Dual Agency Risk

By
Real Estate Agent with Avery-Hess Realtors

Recently I was in a class where our instructor was explaining duel agency.  He has thirty years in the business.  He informed us that he never engages in duel agency due to the risk of a law suit. I respect his judgement and do not engage in due agency myself. 

Just a few months ago a property was listed and sold by the same realtor.  The house was listed in the 600's so the big commission was tempting.  The problem is that this house was overpriced to start with, it needed twenty thousand in repairs, it was built by the owner with low grade materials. Several realestate agents were interviewed, including myself and refused to list it for the price the seller had requested.  Of course the sellers found a realtor who would list it for the price he wanted.   The buyers were from out of town, needed to find a house quickly, and were un-informed about the area and the current market.  They didn't understand that they needed to be represented by an agent working for them, not the sellers. Since they had a large down payment, the appraisal was not a problem.

I am familiar with this property, I am discussed with the selling agent.  Taking advantage of clients is hurting our business.  I would much rather get a referral fee than a commission if it was to the benefit of the client.  It makes me sad that we have agents in our business who care little about how the public feels about our business.

 

 

Comments (1)

JOHN HOLST
MetroStar® Realtors® Chesterfield Relocation™ - Chesterfield, MO

I am writing a White Paper and a Book on why Dual Agency should be eliminated.  Please provide any lawsuit information or other horror stories on how the clients' best interests were compromised or diluted.

There are multiple forces in the works: 1. In Congress, with fault being discovered that many buyers were not properly represented that added hot sauce to the housing melt-down, 2. With Errors & Omissions insurance carriers seeing that in 50% of all lawsuits agency is brought in as an allegation, see new Standards of Practice coming soon, 3. Well funded consumer advocacy groups (as in the 1993 Edina lawsuit that cost $18 Mil) are preparing to file multiple class action lawsuits in early 2010 against all the major players for inherent conflict of interest on dual agency and double-dipping brokers trying to "represent" both sides of a transaction, 4. The courts are getting tired of issuing warnings, eliminate dual agency or else.

It has been ten years since the real serious shot over the bow from Oklahoma:

In the case of SNIDER v. OKLAHOMA REAL ESTATE COMMISSION, June 1, 1999 the Oklahoma Supreme Court said: "Sellers' agents and dual agents do not and cannot by law give a buyer the same degree of loyalty as an agent who acts on behalf of a buyer. Sellers' agents owe their allegiance to the seller. Dual agency invites a conflict of interest.
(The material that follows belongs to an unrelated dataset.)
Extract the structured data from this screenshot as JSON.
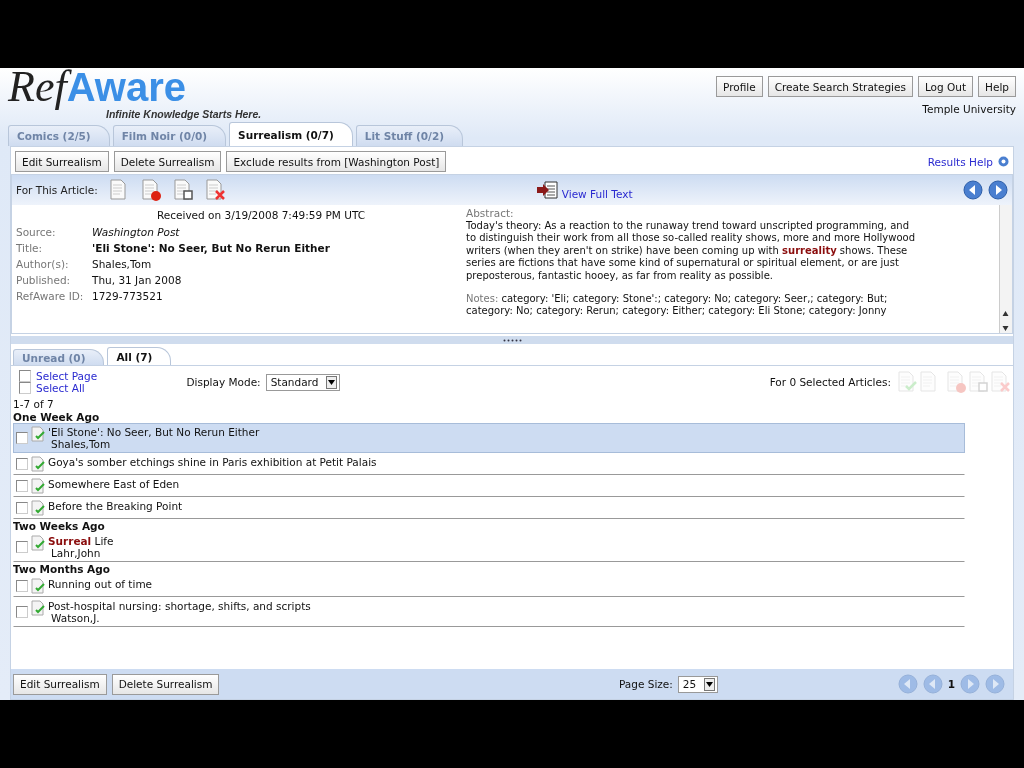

A buyer who relies on the seller's agent or on dual agency does not receive the same degree of legal protection as that afforded by an agent acting solely on behalf of the buyer".

Professionally, I find the concept of dual agency as completely indefensible and should be eliminated along with the perverse ways to thread the needle with transaction brokerage, designated agents, and disclosed dual agency.

There is no way that you can deliver a true informed consent from a Seller that is no longer going to have full fiduciary level of representation when somebody in the office is now going to be representing the buyer.

Just like the Veterinarian's Office; Cats go in one door and Dogs go in another:

Step 1. Need for only an Exclusive Buyer's Broker to represent the BuyerMake sure that the agent / broker that represents you gives you the highest level of representation possible, full fiduciary duty to only represent your interests as a Buyer and not the Seller. Engage an agent that will pledge in writing to exclusively represent only your interests. Say NO to: dual agents, designated agents, transaction agents and seller's agents. The Seller usually in 95% of the deals will fund the fees (just a normal real estate commission) to pay for this Exclusive Buyer's Broker to only represent the Buyer.

 Step 2. Need for only an Exclusive Seller's Broker to represent the SellerMake sure that the agent / broker that represents you gives you the highest level of representation possible, full fiduciary duty to only represent your interests as a Seller. Engage an agent that will pledge in writing to exclusively represent only your interests.

 PLEASE GIVE ME YOUR BEST VIEWPOINTS AND COMMENTS

Dec 06, 2009 10:42 AM